● Exercise details
All the records that follow need to be reproduced exactly. Omit the images.

== Given entries

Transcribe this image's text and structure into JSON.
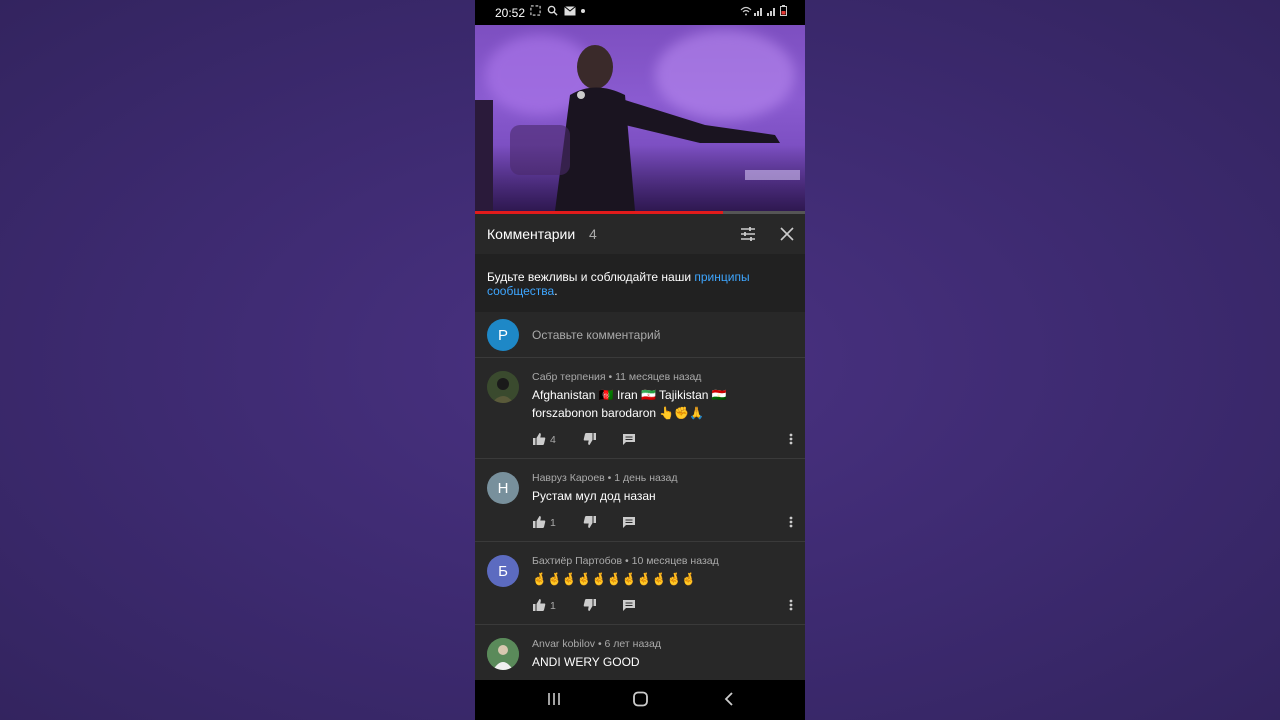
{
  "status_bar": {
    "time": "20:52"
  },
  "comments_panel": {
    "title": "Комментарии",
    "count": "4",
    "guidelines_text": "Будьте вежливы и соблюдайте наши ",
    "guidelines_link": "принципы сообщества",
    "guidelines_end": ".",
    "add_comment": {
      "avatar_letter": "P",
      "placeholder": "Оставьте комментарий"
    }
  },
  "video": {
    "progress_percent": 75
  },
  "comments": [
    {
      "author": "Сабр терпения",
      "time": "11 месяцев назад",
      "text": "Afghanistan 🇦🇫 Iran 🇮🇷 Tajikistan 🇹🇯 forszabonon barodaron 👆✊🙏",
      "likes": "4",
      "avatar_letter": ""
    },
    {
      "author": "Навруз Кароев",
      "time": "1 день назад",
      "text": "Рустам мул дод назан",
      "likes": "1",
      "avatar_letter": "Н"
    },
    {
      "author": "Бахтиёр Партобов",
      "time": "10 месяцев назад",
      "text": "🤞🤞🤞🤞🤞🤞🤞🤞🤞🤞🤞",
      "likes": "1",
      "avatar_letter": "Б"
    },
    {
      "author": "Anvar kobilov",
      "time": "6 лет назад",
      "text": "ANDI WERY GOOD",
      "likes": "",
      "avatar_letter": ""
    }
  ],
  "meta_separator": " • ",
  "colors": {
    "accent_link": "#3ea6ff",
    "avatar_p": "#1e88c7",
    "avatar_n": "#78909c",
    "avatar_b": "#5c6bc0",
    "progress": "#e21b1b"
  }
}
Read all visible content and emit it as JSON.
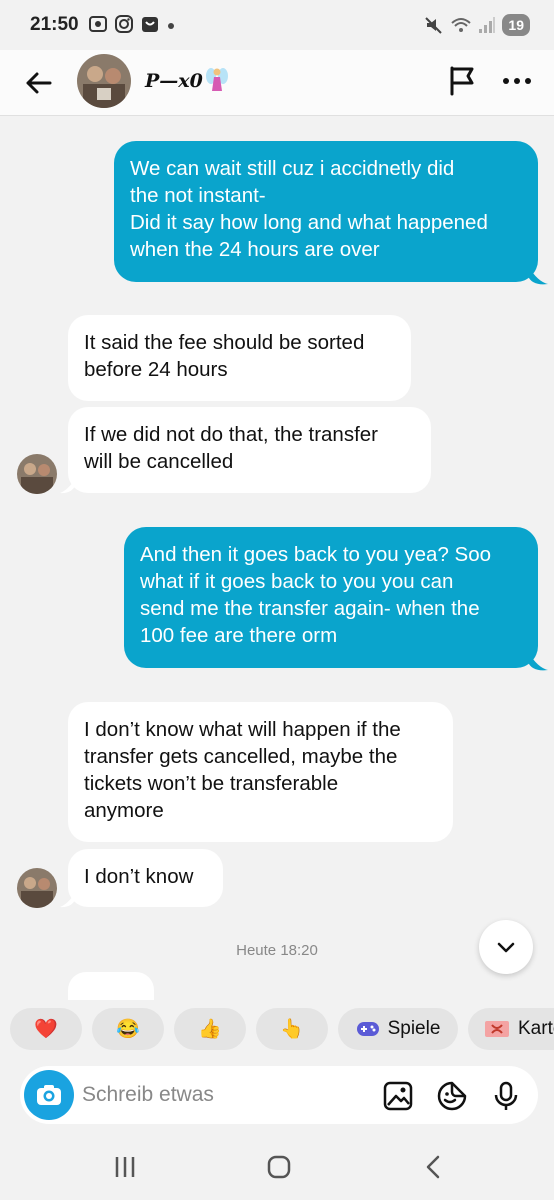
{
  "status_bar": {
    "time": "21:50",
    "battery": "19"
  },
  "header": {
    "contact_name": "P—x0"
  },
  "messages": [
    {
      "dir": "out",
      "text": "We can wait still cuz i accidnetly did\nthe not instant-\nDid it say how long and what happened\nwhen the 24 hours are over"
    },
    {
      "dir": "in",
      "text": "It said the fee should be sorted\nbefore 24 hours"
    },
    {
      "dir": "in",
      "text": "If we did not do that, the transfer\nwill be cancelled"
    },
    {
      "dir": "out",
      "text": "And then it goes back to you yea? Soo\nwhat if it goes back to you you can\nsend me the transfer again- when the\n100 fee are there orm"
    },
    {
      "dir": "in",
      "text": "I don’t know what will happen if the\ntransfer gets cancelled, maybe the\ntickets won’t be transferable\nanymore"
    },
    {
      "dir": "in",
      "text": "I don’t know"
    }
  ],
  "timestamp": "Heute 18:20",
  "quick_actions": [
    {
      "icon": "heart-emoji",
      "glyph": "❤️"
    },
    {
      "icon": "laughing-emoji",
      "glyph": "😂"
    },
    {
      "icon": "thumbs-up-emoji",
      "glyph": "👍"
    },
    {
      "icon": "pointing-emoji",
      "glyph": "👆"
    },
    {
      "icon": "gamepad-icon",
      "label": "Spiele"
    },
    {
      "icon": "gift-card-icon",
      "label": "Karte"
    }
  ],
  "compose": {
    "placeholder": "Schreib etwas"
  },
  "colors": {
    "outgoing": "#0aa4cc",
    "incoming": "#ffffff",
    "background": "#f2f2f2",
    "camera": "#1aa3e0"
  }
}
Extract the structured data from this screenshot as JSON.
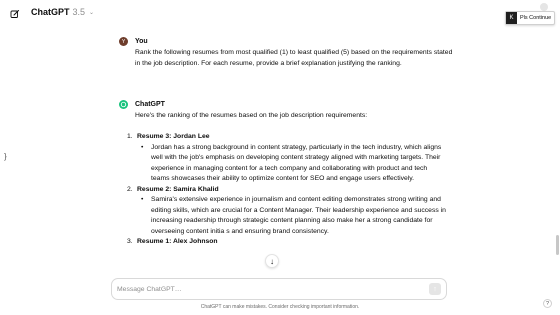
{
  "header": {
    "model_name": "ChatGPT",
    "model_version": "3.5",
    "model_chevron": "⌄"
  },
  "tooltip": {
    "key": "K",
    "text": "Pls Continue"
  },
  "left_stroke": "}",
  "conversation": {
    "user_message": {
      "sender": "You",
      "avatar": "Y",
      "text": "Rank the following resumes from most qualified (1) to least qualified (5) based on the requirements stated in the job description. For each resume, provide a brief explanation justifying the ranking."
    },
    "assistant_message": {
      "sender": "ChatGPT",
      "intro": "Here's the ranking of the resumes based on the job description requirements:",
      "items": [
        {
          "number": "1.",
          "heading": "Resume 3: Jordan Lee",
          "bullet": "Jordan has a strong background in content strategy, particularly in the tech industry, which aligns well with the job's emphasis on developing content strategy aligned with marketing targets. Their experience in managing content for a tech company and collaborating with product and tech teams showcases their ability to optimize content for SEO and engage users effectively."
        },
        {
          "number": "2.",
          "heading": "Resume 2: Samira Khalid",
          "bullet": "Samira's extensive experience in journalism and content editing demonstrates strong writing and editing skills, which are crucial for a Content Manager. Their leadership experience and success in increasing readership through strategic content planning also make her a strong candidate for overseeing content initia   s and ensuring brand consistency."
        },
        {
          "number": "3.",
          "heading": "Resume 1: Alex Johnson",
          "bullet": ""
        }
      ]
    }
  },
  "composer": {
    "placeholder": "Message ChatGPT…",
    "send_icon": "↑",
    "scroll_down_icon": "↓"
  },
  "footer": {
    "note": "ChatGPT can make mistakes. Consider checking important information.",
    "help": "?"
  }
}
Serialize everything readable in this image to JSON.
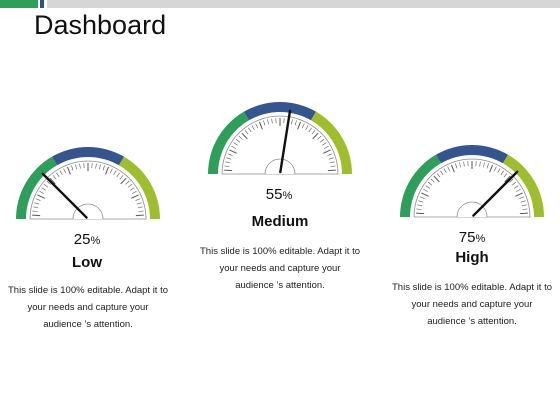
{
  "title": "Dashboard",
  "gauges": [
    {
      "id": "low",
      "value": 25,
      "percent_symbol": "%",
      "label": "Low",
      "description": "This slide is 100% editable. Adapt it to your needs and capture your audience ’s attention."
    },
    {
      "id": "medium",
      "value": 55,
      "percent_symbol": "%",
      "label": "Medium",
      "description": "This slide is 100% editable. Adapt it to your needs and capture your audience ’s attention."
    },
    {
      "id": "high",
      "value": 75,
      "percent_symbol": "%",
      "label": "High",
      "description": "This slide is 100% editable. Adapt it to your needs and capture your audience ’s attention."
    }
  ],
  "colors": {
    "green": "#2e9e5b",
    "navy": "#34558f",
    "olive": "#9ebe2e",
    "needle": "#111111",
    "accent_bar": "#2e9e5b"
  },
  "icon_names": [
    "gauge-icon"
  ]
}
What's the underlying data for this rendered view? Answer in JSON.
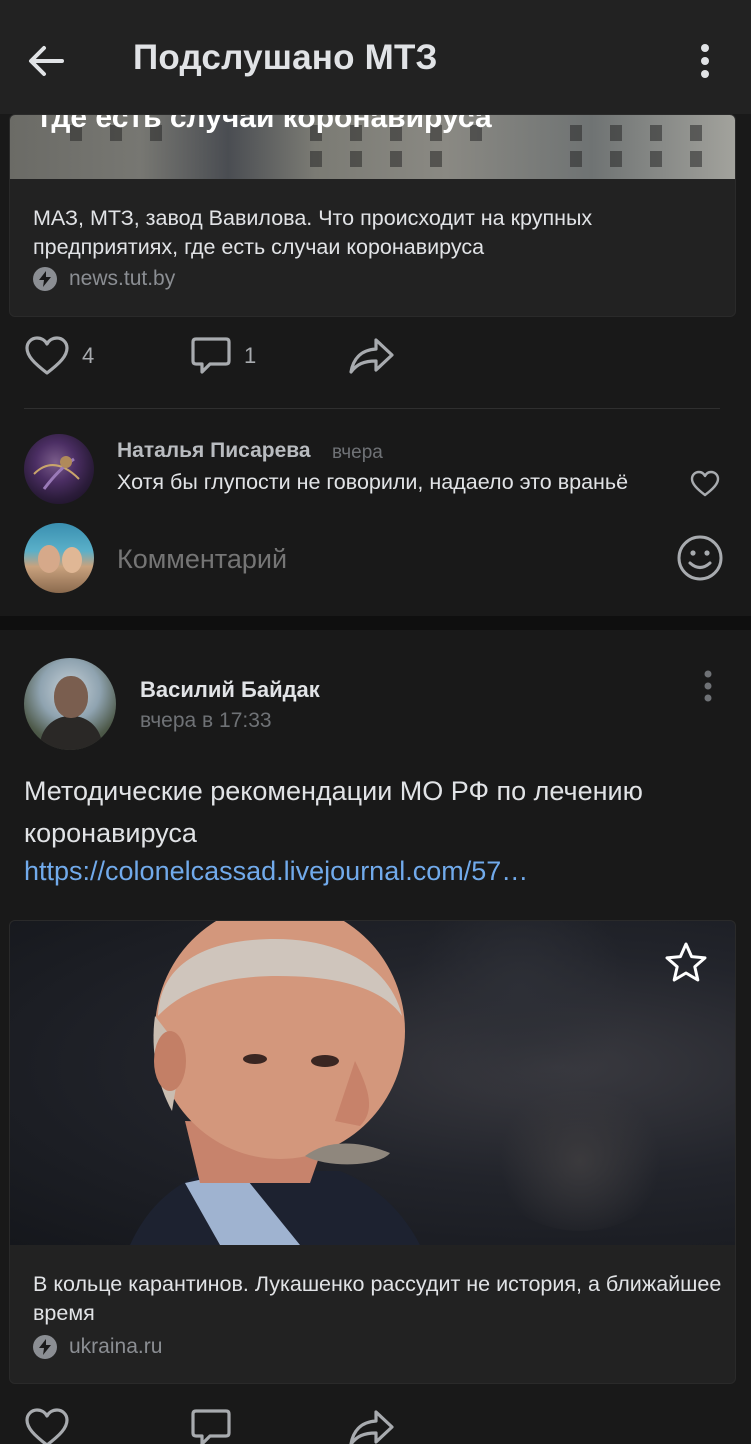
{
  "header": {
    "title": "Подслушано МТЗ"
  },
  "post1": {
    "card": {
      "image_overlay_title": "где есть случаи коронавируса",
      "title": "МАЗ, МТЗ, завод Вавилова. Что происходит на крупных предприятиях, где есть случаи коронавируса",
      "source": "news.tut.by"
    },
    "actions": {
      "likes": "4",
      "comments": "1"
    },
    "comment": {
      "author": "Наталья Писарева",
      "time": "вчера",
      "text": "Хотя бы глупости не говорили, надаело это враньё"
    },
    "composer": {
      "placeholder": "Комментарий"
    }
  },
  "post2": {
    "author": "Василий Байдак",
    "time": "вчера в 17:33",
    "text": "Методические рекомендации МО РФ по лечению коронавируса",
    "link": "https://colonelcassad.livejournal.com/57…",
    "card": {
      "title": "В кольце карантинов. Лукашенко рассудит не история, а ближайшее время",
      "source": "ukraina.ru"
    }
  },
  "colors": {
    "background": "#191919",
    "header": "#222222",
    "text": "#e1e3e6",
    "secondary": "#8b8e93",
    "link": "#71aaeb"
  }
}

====

● Reply to the exercise
Transcribe this image's text and structure into JSON.
{
  "status_bar": {
    "time": "20:52"
  },
  "comments_panel": {
    "title": "Комментарии",
    "count": "4",
    "guidelines_text": "Будьте вежливы и соблюдайте наши ",
    "guidelines_link": "принципы сообщества",
    "guidelines_end": ".",
    "add_comment": {
      "avatar_letter": "P",
      "placeholder": "Оставьте комментарий"
    }
  },
  "video": {
    "progress_percent": 75
  },
  "comments": [
    {
      "author": "Сабр терпения",
      "time": "11 месяцев назад",
      "text": "Afghanistan 🇦🇫 Iran 🇮🇷 Tajikistan 🇹🇯 forszabonon barodaron 👆✊🙏",
      "likes": "4",
      "avatar_letter": ""
    },
    {
      "author": "Навруз Кароев",
      "time": "1 день назад",
      "text": "Рустам мул дод назан",
      "likes": "1",
      "avatar_letter": "Н"
    },
    {
      "author": "Бахтиёр Партобов",
      "time": "10 месяцев назад",
      "text": "🤞🤞🤞🤞🤞🤞🤞🤞🤞🤞🤞",
      "likes": "1",
      "avatar_letter": "Б"
    },
    {
      "author": "Anvar kobilov",
      "time": "6 лет назад",
      "text": "ANDI WERY GOOD",
      "likes": "",
      "avatar_letter": ""
    }
  ],
  "meta_separator": " • ",
  "colors": {
    "accent_link": "#3ea6ff",
    "avatar_p": "#1e88c7",
    "avatar_n": "#78909c",
    "avatar_b": "#5c6bc0",
    "progress": "#e21b1b"
  }
}
Read all visible content and emit it as JSON.
{
  "status_bar": {
    "time": "21:50",
    "battery": "19"
  },
  "header": {
    "contact_name": "P—x0"
  },
  "messages": [
    {
      "dir": "out",
      "text": "We can wait still cuz i accidnetly did\nthe not instant-\nDid it say how long and what happened\nwhen the 24 hours are over"
    },
    {
      "dir": "in",
      "text": "It said the fee should be sorted\nbefore 24 hours"
    },
    {
      "dir": "in",
      "text": "If we did not do that, the transfer\nwill be cancelled"
    },
    {
      "dir": "out",
      "text": "And then it goes back to you yea? Soo\nwhat if it goes back to you you can\nsend me the transfer again- when the\n100 fee are there orm"
    },
    {
      "dir": "in",
      "text": "I don’t know what will happen if the\ntransfer gets cancelled, maybe the\ntickets won’t be transferable\nanymore"
    },
    {
      "dir": "in",
      "text": "I don’t know"
    }
  ],
  "timestamp": "Heute 18:20",
  "quick_actions": [
    {
      "icon": "heart-emoji",
      "glyph": "❤️"
    },
    {
      "icon": "laughing-emoji",
      "glyph": "😂"
    },
    {
      "icon": "thumbs-up-emoji",
      "glyph": "👍"
    },
    {
      "icon": "pointing-emoji",
      "glyph": "👆"
    },
    {
      "icon": "gamepad-icon",
      "label": "Spiele"
    },
    {
      "icon": "gift-card-icon",
      "label": "Karte"
    }
  ],
  "compose": {
    "placeholder": "Schreib etwas"
  },
  "colors": {
    "outgoing": "#0aa4cc",
    "incoming": "#ffffff",
    "background": "#f2f2f2",
    "camera": "#1aa3e0"
  }
}
Extract the structured data from this screenshot as JSON.
{
  "header": {
    "model_name": "ChatGPT",
    "model_version": "3.5",
    "model_chevron": "⌄"
  },
  "tooltip": {
    "key": "K",
    "text": "Pls Continue"
  },
  "left_stroke": "}",
  "conversation": {
    "user_message": {
      "sender": "You",
      "avatar": "Y",
      "text": "Rank the following resumes from most qualified (1) to least qualified (5) based on the requirements stated in the job description. For each resume, provide a brief explanation justifying the ranking."
    },
    "assistant_message": {
      "sender": "ChatGPT",
      "intro": "Here's the ranking of the resumes based on the job description requirements:",
      "items": [
        {
          "number": "1.",
          "heading": "Resume 3: Jordan Lee",
          "bullet": "Jordan has a strong background in content strategy, particularly in the tech industry, which aligns well with the job's emphasis on developing content strategy aligned with marketing targets. Their experience in managing content for a tech company and collaborating with product and tech teams showcases their ability to optimize content for SEO and engage users effectively."
        },
        {
          "number": "2.",
          "heading": "Resume 2: Samira Khalid",
          "bullet": "Samira's extensive experience in journalism and content editing demonstrates strong writing and editing skills, which are crucial for a Content Manager. Their leadership experience and success in increasing readership through strategic content planning also make her a strong candidate for overseeing content initia   s and ensuring brand consistency."
        },
        {
          "number": "3.",
          "heading": "Resume 1: Alex Johnson",
          "bullet": ""
        }
      ]
    }
  },
  "composer": {
    "placeholder": "Message ChatGPT…",
    "send_icon": "↑",
    "scroll_down_icon": "↓"
  },
  "footer": {
    "note": "ChatGPT can make mistakes. Consider checking important information.",
    "help": "?"
  }
}
Serialize everything readable in this image to JSON.
{
  "title": "Dashboard",
  "gauges": [
    {
      "id": "low",
      "value": 25,
      "percent_symbol": "%",
      "label": "Low",
      "description": "This slide is 100% editable. Adapt it to your needs and capture your audience ’s attention."
    },
    {
      "id": "medium",
      "value": 55,
      "percent_symbol": "%",
      "label": "Medium",
      "description": "This slide is 100% editable. Adapt it to your needs and capture your audience ’s attention."
    },
    {
      "id": "high",
      "value": 75,
      "percent_symbol": "%",
      "label": "High",
      "description": "This slide is 100% editable. Adapt it to your needs and capture your audience ’s attention."
    }
  ],
  "colors": {
    "green": "#2e9e5b",
    "navy": "#34558f",
    "olive": "#9ebe2e",
    "needle": "#111111",
    "accent_bar": "#2e9e5b"
  },
  "icon_names": [
    "gauge-icon"
  ]
}
What's the underlying data for this rendered view? Answer in JSON.
{
  "header": {
    "title": "Подслушано МТЗ"
  },
  "post1": {
    "card": {
      "image_overlay_title": "где есть случаи коронавируса",
      "title": "МАЗ, МТЗ, завод Вавилова. Что происходит на крупных предприятиях, где есть случаи коронавируса",
      "source": "news.tut.by"
    },
    "actions": {
      "likes": "4",
      "comments": "1"
    },
    "comment": {
      "author": "Наталья Писарева",
      "time": "вчера",
      "text": "Хотя бы глупости не говорили, надаело это враньё"
    },
    "composer": {
      "placeholder": "Комментарий"
    }
  },
  "post2": {
    "author": "Василий Байдак",
    "time": "вчера в 17:33",
    "text": "Методические рекомендации МО РФ по лечению коронавируса",
    "link": "https://colonelcassad.livejournal.com/57…",
    "card": {
      "title": "В кольце карантинов. Лукашенко рассудит не история, а ближайшее время",
      "source": "ukraina.ru"
    }
  },
  "colors": {
    "background": "#191919",
    "header": "#222222",
    "text": "#e1e3e6",
    "secondary": "#8b8e93",
    "link": "#71aaeb"
  }
}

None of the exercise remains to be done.